Many have likened our current battle against the coronavirus pandemic to the world wars. It has been pointed out that our society requires a massive mobilization – the likes of which has not been seen since the war effort. Centralized control and allocation of resources, however, was just one part of the war effort. To make it all work, there was another important factor: excess profit taxes.
During the Second World War, the Canadian government enacted an excess profits tax on corporations. The tax would be applied to any corporation’s “excess profits” – defined as any profits that exceeded their average yearly profits from 1936 to 1939. Initially, the tax rate on excess profits was 75% but was later raised to 100% in 1942.

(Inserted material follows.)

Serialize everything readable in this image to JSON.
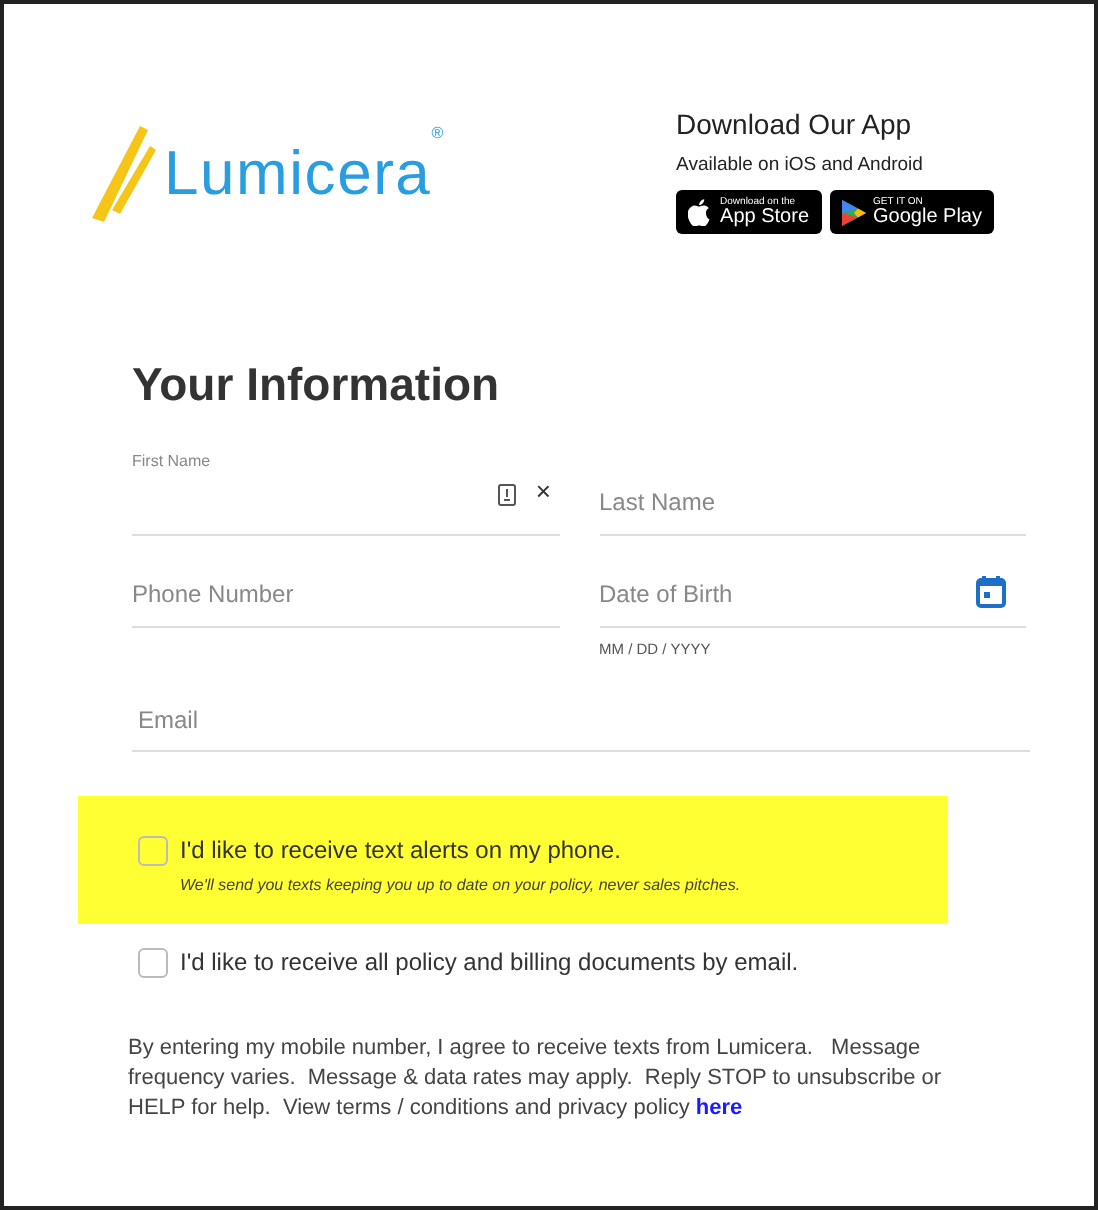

The tax measure not only raised much-needed funds to finance the war effort, but it also discouraged corporations from profiteering off the crisis. By disincentivizing the corporate urge to exploit the crisis for profits, Canada was able to bring together disparate industries for the common good of the country.

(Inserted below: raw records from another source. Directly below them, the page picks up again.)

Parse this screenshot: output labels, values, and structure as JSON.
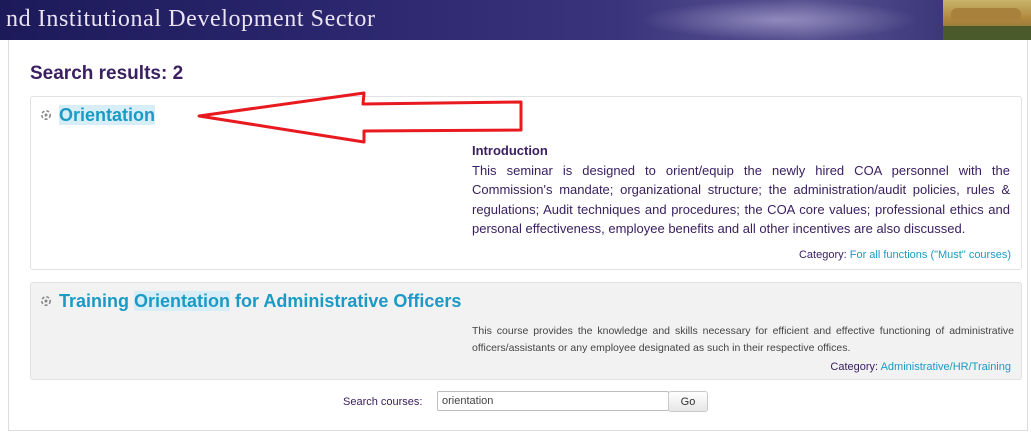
{
  "banner": {
    "title": "nd Institutional Development Sector"
  },
  "results": {
    "heading": "Search results: 2"
  },
  "courses": [
    {
      "title_prefix": "",
      "title_highlight": "Orientation",
      "title_suffix": "",
      "summary_heading": "Introduction",
      "summary_text": "This seminar is designed to orient/equip the newly hired COA personnel with the Commission's mandate; organizational structure; the administration/audit policies, rules & regulations; Audit techniques and procedures; the COA core values; professional ethics and personal effectiveness, employee benefits and all other incentives are also discussed.",
      "category_label": "Category:",
      "category_link": "For all functions (\"Must\" courses)"
    },
    {
      "title_prefix": "Training ",
      "title_highlight": "Orientation",
      "title_suffix": " for Administrative Officers",
      "summary_text": "This course provides the knowledge and skills necessary for efficient and effective functioning of administrative officers/assistants or any employee designated as such in their respective offices.",
      "category_label": "Category:",
      "category_link": "Administrative/HR/Training"
    }
  ],
  "search": {
    "label": "Search courses:",
    "value": "orientation",
    "go_label": "Go"
  },
  "colors": {
    "heading": "#3a2060",
    "link": "#1b9ac5",
    "annotation_arrow": "#e8191f"
  },
  "icons": {
    "course": "course-icon"
  }
}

In many ways, the COVID-19 pandemic is a more difficult foe to face. Canada had several months, if not years, to prepare for the war effort. The coronavirus, on the other hand, has caught us off-guard.
The concept of an excess profits tax has precedent in Canadian history. When faced with a massive emergency, we put the brakes on corporate profits to help our country weather the storm. Of course, that was a time when paying taxes was seen as a patriotic duty and a time where profiteering corporations – who did not pay their fair share – were seen as unpatriotic. Only time will tell if Canada still holds those values to be true in this impending crisis.